Announced on the opening day, this “farmers’ choice’’ award is presented to the most outstanding new piece of agricultural machinery exhibited at the Henty Machinery Field Days.

The event holds pride of placeand allows entrants to gain publicity and recognition within the rural sector.It is judged by an independent panel of regional primary producers.

In many cases the machine has gone on to become a standard piece of equipment on farms.

Judging criteria includes the machine’s purpose and suitability, scope of application, construction, ease of maintenance and service, ease of operation and adjustment, availability of parts and overall value for money.Last year, the award drew 10 entries with the Tow and Fert Multi 4000, entered by Tow and Farm, Laverton North, Victoria, impressing judges with its design and manufacture at the Henty Machinery Field Days.

Highly commended was National Stockyard Systems, Rutherford, with their innovative cattle yard design, Stabiliser 200.Machine of the Year chairman and Brocklesby grain grower Matt Bergmeier said the award was open to all machines on site released into the Australian market in the previous 12 months.

“A win at Henty gives the entrant valuable exposure for their product,’’ Mr Bergmeier said.

An additional accolade is the Australian Tractor and Machinery Association Award for the best new Australian-made machine.

It is judged and presented on the final day of the field days. Last year it was won by a robust, high capacity 50-tonne chaser bin from the Riverina’s Coolamon Steelworks.

Nominations are made by the Henty Machinery Field Days Co-operative members who unload the machines – in the vein of the Archibald Prize packer’s award.

Judges then visit each nominated company during the field days and scrutinise each entry.
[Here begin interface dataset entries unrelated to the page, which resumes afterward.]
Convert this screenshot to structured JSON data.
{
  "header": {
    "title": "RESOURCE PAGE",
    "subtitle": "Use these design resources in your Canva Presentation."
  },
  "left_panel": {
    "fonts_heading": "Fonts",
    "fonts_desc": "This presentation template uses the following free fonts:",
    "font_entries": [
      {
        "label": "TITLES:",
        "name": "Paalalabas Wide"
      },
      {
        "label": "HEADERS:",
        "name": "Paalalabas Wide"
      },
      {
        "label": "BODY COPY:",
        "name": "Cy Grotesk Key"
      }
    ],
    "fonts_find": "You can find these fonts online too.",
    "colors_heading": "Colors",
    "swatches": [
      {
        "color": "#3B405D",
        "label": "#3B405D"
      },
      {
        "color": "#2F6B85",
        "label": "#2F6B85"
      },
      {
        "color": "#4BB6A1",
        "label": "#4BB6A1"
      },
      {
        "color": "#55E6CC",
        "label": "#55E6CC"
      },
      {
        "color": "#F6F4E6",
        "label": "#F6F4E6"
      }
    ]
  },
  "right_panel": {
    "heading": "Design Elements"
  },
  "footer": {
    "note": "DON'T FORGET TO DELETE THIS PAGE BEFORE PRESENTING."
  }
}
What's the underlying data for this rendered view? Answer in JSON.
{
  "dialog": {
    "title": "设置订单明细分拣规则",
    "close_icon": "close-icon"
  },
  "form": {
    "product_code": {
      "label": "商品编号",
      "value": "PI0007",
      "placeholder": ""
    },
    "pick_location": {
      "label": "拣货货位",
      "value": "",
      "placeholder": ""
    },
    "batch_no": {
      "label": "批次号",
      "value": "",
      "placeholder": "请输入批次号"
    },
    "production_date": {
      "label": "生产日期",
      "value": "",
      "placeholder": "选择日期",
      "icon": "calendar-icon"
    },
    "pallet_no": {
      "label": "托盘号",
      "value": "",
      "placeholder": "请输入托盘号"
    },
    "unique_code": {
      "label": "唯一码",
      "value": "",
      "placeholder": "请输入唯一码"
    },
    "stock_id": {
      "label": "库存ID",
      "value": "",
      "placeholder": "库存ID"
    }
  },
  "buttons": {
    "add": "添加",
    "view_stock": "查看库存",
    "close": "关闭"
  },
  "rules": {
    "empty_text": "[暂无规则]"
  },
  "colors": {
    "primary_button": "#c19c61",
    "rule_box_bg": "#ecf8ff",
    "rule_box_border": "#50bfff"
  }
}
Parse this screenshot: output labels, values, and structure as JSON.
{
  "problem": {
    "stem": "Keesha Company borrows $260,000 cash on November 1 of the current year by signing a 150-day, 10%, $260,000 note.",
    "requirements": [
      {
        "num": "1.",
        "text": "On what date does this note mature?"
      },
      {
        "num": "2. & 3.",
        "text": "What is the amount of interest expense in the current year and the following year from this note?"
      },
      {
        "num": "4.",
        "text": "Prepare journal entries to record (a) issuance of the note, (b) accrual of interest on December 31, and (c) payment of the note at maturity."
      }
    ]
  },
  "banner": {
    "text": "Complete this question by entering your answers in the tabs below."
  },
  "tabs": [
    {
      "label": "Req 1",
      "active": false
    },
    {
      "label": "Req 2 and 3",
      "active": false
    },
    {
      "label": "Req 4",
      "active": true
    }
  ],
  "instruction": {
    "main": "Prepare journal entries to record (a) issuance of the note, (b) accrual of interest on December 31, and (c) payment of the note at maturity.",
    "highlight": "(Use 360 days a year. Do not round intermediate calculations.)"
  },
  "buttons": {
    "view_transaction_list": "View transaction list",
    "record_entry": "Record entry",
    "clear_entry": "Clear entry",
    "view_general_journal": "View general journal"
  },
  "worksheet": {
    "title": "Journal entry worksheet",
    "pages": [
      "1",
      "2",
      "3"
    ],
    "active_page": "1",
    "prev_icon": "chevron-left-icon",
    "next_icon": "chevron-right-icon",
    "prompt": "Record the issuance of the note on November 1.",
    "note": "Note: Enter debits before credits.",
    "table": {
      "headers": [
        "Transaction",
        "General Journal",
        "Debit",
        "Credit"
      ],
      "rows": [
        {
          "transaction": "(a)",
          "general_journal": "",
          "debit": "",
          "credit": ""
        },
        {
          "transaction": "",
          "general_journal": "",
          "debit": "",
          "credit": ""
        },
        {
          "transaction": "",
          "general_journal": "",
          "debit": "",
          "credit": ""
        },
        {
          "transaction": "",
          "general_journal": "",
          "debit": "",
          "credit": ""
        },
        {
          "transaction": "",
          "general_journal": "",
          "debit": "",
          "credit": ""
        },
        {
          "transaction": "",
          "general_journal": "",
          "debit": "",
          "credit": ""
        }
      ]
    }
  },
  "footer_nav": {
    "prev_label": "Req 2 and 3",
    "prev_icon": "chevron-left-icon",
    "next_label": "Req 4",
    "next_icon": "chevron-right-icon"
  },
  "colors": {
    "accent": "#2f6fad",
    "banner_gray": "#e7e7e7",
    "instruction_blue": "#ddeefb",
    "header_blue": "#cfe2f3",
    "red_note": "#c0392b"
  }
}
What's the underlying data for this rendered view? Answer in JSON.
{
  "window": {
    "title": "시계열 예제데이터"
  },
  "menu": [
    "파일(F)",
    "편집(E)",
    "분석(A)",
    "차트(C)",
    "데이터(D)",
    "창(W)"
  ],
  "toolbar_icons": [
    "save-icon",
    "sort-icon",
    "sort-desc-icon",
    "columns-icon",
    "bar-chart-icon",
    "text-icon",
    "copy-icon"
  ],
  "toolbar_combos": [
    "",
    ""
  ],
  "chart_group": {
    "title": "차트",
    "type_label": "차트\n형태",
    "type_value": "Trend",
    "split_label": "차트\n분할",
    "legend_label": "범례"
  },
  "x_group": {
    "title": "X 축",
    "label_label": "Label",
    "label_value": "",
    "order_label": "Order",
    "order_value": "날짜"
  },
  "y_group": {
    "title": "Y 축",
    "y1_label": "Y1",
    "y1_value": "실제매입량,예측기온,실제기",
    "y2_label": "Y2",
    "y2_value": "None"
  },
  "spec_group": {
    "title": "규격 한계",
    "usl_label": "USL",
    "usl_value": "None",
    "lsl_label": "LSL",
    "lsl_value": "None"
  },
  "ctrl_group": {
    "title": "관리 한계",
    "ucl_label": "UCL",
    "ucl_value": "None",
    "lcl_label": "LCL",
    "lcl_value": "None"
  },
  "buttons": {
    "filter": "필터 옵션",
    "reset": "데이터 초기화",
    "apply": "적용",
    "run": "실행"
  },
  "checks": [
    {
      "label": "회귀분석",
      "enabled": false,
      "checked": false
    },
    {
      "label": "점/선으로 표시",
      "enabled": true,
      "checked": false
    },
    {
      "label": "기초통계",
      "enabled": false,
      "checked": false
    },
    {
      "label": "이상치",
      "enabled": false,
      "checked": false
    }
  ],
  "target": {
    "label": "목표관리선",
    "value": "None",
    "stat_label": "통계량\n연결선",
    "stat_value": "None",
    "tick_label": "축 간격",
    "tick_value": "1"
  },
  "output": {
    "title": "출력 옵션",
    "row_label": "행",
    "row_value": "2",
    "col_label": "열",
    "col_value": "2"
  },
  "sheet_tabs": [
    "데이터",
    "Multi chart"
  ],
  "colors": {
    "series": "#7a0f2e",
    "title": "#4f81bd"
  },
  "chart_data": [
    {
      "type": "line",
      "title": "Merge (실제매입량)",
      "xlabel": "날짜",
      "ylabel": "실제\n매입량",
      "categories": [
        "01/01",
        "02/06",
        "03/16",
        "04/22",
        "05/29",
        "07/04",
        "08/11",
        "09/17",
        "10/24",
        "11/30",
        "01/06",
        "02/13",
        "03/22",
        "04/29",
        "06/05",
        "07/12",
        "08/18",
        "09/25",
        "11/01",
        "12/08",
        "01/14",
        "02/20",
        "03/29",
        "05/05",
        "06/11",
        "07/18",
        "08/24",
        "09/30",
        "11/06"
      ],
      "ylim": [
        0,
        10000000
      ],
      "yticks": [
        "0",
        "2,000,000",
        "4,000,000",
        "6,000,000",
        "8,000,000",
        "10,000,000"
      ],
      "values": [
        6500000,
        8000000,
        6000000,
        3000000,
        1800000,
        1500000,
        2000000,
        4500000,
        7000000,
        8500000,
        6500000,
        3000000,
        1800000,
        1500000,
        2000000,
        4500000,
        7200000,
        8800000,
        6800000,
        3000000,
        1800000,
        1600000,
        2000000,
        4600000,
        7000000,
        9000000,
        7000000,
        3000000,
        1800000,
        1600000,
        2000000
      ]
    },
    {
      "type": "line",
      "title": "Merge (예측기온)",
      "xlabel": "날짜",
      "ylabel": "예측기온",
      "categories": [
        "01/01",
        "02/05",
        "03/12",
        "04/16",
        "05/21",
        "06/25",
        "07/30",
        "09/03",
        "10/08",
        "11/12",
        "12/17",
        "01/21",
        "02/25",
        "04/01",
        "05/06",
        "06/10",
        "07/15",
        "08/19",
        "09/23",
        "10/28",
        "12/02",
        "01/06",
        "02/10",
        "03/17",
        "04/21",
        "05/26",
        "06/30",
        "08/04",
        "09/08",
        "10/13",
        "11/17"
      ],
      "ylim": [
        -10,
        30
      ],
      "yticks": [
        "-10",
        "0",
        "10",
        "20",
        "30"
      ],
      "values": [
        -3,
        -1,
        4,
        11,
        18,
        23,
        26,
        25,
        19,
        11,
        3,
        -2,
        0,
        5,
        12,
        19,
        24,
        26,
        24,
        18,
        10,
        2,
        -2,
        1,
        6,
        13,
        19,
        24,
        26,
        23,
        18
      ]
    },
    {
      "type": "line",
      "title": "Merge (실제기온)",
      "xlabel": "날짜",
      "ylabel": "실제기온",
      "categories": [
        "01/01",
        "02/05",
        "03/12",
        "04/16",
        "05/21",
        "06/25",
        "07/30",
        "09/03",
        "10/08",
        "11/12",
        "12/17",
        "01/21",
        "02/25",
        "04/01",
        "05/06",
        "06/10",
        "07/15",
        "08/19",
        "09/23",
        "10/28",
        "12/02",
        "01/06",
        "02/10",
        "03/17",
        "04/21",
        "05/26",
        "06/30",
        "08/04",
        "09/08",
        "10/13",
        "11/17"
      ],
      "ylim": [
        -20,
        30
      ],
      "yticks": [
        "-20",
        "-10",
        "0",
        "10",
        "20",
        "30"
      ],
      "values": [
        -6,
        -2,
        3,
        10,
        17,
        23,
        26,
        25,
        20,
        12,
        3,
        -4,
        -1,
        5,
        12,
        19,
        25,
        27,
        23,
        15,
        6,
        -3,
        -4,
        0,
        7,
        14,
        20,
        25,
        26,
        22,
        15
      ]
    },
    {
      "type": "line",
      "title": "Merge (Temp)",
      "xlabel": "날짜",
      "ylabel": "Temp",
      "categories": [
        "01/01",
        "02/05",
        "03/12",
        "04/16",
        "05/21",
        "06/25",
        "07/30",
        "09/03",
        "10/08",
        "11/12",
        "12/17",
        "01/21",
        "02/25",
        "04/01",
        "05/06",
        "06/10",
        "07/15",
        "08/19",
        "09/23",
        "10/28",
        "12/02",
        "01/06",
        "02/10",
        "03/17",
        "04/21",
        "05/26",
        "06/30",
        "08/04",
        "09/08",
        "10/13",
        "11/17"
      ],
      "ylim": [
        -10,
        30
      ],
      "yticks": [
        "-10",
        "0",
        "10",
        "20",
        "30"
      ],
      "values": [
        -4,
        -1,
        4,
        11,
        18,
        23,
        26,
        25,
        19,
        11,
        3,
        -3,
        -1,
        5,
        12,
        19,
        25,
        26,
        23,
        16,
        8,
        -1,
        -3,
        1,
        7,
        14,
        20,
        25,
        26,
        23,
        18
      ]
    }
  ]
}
The 2015 Henty Machinery Field Days will on September 22, 23 and 24.This story Administrator ready to work first appeared on 苏州美甲美睫培训学校.